··· DATA FOR THE TASK

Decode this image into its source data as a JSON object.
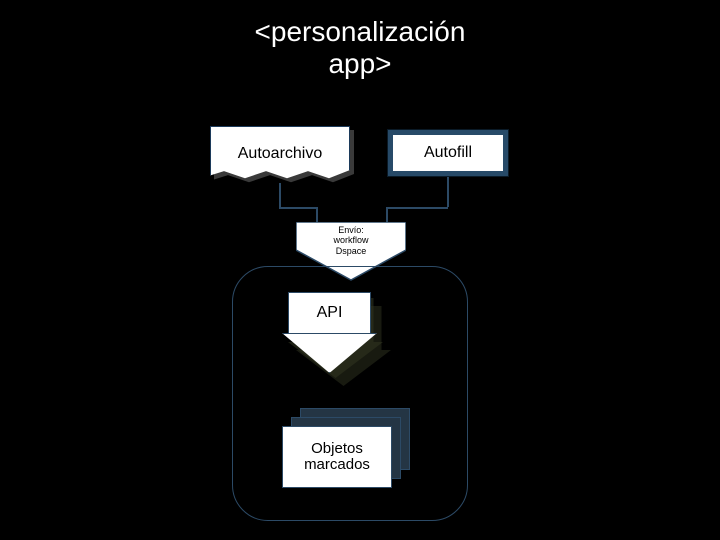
{
  "title_line1": "<personalización",
  "title_line2": "app>",
  "autoarchivo": "Autoarchivo",
  "autofill": "Autofill",
  "envio_line1": "Envío:",
  "envio_line2": "workflow",
  "envio_line3": "Dspace",
  "api": "API",
  "objetos_line1": "Objetos",
  "objetos_line2": "marcados"
}
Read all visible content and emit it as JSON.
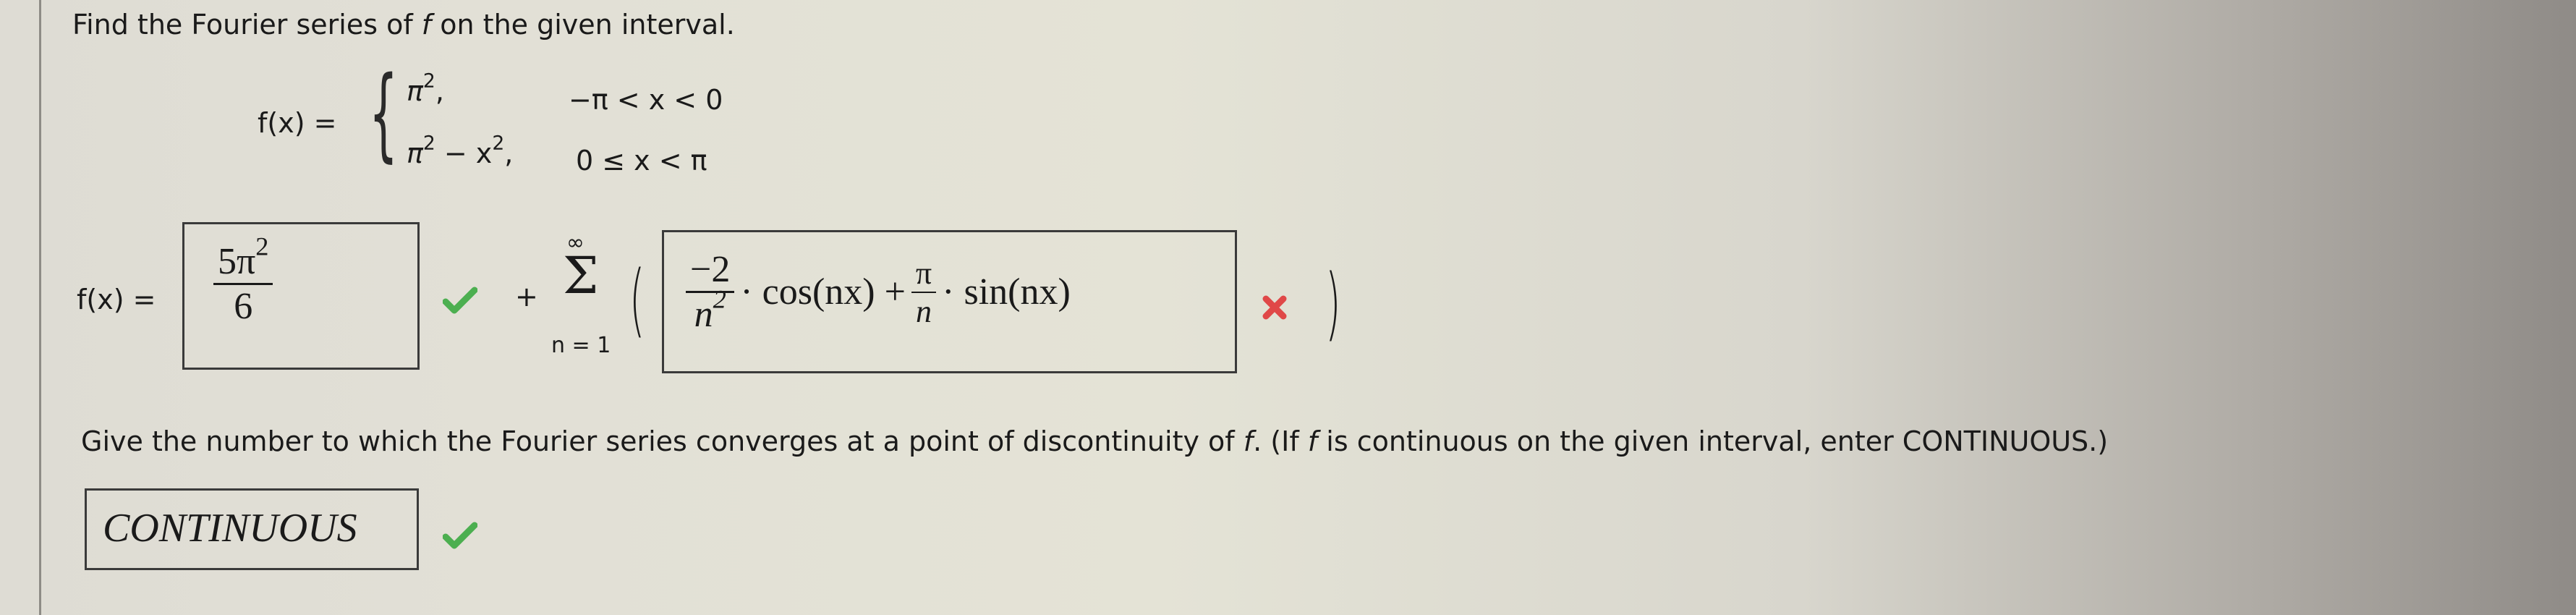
{
  "prompt": {
    "title_pre": "Find the Fourier series of ",
    "title_f": "f",
    "title_post": " on the given interval."
  },
  "definition": {
    "lhs": "f(x) =",
    "cases": [
      {
        "expr_base": "π",
        "expr_sup": "2",
        "expr_tail": ",",
        "condition": "−π < x < 0"
      },
      {
        "expr_base": "π",
        "expr_sup": "2",
        "expr_mid": " − x",
        "expr_sup2": "2",
        "expr_tail": ",",
        "condition": "0 ≤ x < π"
      }
    ]
  },
  "series": {
    "lhs": "f(x) =",
    "a0_answer": {
      "num_base": "5π",
      "num_sup": "2",
      "den": "6",
      "status": "correct"
    },
    "plus": "+",
    "sum_upper": "∞",
    "sum_symbol": "Σ",
    "sum_lower": "n = 1",
    "open_paren": "(",
    "close_paren": ")",
    "term_answer": {
      "cos_coef_num": "−2",
      "cos_coef_den_base": "n",
      "cos_coef_den_sup": "2",
      "cos_part": "· cos(nx) +",
      "sin_coef_num": "π",
      "sin_coef_den": "n",
      "sin_part": "· sin(nx)",
      "status": "incorrect"
    }
  },
  "convergence": {
    "question_pre": "Give the number to which the Fourier series converges at a point of discontinuity of ",
    "f1": "f",
    "question_mid": ". (If ",
    "f2": "f",
    "question_post": " is continuous on the given interval, enter CONTINUOUS.)",
    "answer": "CONTINUOUS",
    "status": "correct"
  },
  "icons": {
    "correct": "check-icon",
    "incorrect": "x-icon"
  },
  "colors": {
    "correct": "#4caf50",
    "incorrect": "#e04848",
    "text": "#1a1a1a"
  }
}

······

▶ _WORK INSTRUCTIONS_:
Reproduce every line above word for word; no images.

▶ _ANSWER SPACE_:
Decode this image into its source data as a JSON object.
{
  "title_line1": "<personalización",
  "title_line2": "app>",
  "autoarchivo": "Autoarchivo",
  "autofill": "Autofill",
  "envio_line1": "Envío:",
  "envio_line2": "workflow",
  "envio_line3": "Dspace",
  "api": "API",
  "objetos_line1": "Objetos",
  "objetos_line2": "marcados"
}
Read all visible content and emit it as JSON.
{
  "prompt": {
    "title_pre": "Find the Fourier series of ",
    "title_f": "f",
    "title_post": " on the given interval."
  },
  "definition": {
    "lhs": "f(x) =",
    "cases": [
      {
        "expr_base": "π",
        "expr_sup": "2",
        "expr_tail": ",",
        "condition": "−π < x < 0"
      },
      {
        "expr_base": "π",
        "expr_sup": "2",
        "expr_mid": " − x",
        "expr_sup2": "2",
        "expr_tail": ",",
        "condition": "0 ≤ x < π"
      }
    ]
  },
  "series": {
    "lhs": "f(x) =",
    "a0_answer": {
      "num_base": "5π",
      "num_sup": "2",
      "den": "6",
      "status": "correct"
    },
    "plus": "+",
    "sum_upper": "∞",
    "sum_symbol": "Σ",
    "sum_lower": "n = 1",
    "open_paren": "(",
    "close_paren": ")",
    "term_answer": {
      "cos_coef_num": "−2",
      "cos_coef_den_base": "n",
      "cos_coef_den_sup": "2",
      "cos_part": "· cos(nx) +",
      "sin_coef_num": "π",
      "sin_coef_den": "n",
      "sin_part": "· sin(nx)",
      "status": "incorrect"
    }
  },
  "convergence": {
    "question_pre": "Give the number to which the Fourier series converges at a point of discontinuity of ",
    "f1": "f",
    "question_mid": ". (If ",
    "f2": "f",
    "question_post": " is continuous on the given interval, enter CONTINUOUS.)",
    "answer": "CONTINUOUS",
    "status": "correct"
  },
  "icons": {
    "correct": "check-icon",
    "incorrect": "x-icon"
  },
  "colors": {
    "correct": "#4caf50",
    "incorrect": "#e04848",
    "text": "#1a1a1a"
  }
}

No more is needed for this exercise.